### Task prompt
Wherever the string "Warden" occurs in a line of these records, report that line.

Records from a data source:
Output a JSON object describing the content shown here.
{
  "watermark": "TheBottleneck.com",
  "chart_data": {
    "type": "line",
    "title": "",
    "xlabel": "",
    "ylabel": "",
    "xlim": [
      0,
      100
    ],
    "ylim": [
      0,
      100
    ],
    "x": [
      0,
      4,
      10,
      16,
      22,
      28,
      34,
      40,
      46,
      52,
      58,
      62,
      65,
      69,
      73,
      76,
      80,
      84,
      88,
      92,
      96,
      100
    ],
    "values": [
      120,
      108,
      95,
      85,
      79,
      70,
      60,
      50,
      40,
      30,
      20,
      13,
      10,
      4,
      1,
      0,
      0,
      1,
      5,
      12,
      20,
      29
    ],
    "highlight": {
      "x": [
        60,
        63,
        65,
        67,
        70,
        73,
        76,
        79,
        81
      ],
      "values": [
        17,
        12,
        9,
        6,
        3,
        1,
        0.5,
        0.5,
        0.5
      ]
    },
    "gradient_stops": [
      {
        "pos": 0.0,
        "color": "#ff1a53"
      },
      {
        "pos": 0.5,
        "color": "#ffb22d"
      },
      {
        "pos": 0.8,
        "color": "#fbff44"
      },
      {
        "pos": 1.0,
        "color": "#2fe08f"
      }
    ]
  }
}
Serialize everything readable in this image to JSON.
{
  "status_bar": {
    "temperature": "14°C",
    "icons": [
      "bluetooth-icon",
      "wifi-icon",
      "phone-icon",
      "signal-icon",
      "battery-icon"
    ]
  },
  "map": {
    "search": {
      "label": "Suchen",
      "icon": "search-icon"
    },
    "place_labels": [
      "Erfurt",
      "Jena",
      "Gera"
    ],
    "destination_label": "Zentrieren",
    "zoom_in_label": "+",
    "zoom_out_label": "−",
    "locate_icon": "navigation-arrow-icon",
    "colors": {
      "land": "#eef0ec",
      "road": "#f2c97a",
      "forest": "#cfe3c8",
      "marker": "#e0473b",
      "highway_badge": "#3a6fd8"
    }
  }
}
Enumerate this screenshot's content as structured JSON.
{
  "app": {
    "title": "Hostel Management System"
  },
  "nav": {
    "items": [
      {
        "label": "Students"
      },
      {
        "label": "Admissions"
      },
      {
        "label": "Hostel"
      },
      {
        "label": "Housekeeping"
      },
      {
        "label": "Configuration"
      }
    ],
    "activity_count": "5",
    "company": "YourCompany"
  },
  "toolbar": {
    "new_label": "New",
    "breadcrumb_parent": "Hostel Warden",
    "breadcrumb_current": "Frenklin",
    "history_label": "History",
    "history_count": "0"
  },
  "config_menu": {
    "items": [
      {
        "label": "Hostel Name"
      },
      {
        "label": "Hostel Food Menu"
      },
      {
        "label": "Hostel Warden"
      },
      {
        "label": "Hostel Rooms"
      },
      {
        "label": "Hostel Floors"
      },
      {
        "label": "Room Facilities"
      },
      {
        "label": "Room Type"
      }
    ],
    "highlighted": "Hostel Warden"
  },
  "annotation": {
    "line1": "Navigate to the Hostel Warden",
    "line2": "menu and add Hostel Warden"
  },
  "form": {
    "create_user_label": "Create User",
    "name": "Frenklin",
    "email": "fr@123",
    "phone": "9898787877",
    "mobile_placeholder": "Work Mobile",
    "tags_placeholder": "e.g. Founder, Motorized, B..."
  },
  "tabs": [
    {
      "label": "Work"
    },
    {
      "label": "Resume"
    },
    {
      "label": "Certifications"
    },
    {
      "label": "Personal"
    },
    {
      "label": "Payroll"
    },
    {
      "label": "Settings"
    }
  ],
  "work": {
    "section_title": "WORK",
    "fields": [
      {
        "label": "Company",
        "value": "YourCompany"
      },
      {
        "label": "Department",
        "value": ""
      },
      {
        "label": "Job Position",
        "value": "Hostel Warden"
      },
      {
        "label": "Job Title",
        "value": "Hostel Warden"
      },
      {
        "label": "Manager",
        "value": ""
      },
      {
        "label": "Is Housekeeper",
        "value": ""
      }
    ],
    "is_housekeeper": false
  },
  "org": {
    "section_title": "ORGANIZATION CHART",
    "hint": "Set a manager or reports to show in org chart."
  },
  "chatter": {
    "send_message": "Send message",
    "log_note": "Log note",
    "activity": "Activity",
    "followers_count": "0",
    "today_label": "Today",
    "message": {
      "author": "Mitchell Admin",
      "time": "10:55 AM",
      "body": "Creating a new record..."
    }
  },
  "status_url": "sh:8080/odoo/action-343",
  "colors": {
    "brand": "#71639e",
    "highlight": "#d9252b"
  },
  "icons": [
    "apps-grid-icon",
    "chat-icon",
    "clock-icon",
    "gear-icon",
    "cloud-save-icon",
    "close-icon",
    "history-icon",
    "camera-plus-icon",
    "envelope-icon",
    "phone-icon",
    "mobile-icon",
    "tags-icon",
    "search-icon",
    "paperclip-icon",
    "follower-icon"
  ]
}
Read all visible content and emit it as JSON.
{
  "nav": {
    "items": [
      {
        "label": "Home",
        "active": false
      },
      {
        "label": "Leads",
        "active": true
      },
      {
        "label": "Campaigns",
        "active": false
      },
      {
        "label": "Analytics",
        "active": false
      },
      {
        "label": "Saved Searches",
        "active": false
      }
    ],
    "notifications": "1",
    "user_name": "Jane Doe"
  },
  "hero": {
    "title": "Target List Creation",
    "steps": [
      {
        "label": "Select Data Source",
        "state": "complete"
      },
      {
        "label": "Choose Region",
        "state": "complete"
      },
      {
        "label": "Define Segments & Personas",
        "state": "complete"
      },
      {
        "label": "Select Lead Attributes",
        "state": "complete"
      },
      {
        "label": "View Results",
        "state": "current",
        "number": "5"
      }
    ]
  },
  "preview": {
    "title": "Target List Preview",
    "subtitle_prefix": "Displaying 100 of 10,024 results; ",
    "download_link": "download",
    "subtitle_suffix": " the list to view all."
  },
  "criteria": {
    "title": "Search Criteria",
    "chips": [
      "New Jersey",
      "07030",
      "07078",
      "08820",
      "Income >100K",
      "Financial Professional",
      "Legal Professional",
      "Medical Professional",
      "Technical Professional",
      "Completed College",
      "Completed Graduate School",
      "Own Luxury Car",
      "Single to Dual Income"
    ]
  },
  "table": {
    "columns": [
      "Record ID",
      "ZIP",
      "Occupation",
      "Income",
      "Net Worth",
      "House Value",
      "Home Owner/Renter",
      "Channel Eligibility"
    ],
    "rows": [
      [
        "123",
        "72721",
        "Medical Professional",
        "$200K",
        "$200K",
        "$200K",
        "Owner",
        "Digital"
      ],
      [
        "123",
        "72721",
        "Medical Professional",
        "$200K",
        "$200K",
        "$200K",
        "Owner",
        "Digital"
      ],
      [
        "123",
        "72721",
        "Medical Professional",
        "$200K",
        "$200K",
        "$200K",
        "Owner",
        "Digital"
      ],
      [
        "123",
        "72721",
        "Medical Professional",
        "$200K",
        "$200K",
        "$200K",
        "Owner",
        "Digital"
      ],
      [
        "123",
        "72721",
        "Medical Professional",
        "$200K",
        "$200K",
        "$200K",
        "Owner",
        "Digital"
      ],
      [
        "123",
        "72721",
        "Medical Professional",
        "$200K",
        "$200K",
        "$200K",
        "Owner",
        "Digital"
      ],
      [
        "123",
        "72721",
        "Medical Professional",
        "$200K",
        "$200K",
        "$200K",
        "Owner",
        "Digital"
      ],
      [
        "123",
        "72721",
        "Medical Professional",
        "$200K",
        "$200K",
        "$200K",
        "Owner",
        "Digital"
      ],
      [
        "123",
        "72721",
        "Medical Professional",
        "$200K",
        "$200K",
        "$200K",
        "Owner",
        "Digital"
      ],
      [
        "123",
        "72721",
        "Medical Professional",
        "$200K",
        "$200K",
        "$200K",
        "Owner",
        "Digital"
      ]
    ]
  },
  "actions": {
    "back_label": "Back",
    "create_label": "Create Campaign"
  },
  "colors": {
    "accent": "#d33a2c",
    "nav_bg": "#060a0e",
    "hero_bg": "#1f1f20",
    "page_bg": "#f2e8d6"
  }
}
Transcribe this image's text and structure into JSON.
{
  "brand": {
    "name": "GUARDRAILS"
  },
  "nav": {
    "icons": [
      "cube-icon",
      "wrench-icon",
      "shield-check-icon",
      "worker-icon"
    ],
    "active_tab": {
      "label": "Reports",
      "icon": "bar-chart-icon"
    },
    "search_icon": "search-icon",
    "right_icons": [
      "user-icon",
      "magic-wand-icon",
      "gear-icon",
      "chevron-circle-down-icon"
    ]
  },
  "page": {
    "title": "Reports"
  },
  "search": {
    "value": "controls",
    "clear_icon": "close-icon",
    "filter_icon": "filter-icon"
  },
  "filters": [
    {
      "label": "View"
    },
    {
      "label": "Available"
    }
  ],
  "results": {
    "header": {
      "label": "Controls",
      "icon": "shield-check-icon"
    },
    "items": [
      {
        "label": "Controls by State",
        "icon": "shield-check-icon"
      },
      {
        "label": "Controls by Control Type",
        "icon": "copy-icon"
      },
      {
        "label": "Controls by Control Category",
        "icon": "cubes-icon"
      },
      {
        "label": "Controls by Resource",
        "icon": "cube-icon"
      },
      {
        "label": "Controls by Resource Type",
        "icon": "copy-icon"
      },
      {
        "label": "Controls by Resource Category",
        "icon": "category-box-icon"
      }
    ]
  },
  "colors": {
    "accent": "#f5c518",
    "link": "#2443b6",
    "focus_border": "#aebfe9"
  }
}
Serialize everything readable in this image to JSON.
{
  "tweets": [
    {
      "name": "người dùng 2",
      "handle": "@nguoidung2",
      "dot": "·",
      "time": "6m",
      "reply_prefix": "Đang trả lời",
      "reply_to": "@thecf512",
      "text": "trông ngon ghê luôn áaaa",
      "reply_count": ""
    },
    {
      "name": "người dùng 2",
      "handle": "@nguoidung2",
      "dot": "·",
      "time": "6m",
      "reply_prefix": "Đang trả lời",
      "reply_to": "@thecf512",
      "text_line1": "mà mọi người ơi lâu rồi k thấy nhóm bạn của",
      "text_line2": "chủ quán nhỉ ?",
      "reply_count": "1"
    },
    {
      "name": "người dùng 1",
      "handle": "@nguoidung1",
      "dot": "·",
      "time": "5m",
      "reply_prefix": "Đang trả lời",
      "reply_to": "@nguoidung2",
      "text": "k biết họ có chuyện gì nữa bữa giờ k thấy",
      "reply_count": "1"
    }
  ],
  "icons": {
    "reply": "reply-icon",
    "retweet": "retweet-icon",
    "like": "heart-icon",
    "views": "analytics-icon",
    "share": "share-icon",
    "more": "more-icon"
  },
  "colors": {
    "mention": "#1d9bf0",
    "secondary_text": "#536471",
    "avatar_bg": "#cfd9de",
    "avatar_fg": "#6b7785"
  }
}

### Answer area
    "breadcrumb_parent": "Hostel Warden",
        "label": "Hostel Warden"
    "highlighted": "Hostel Warden"
    "line1": "Navigate to the Hostel Warden",
    "line2": "menu and add Hostel Warden"
        "value": "Hostel Warden"
        "value": "Hostel Warden"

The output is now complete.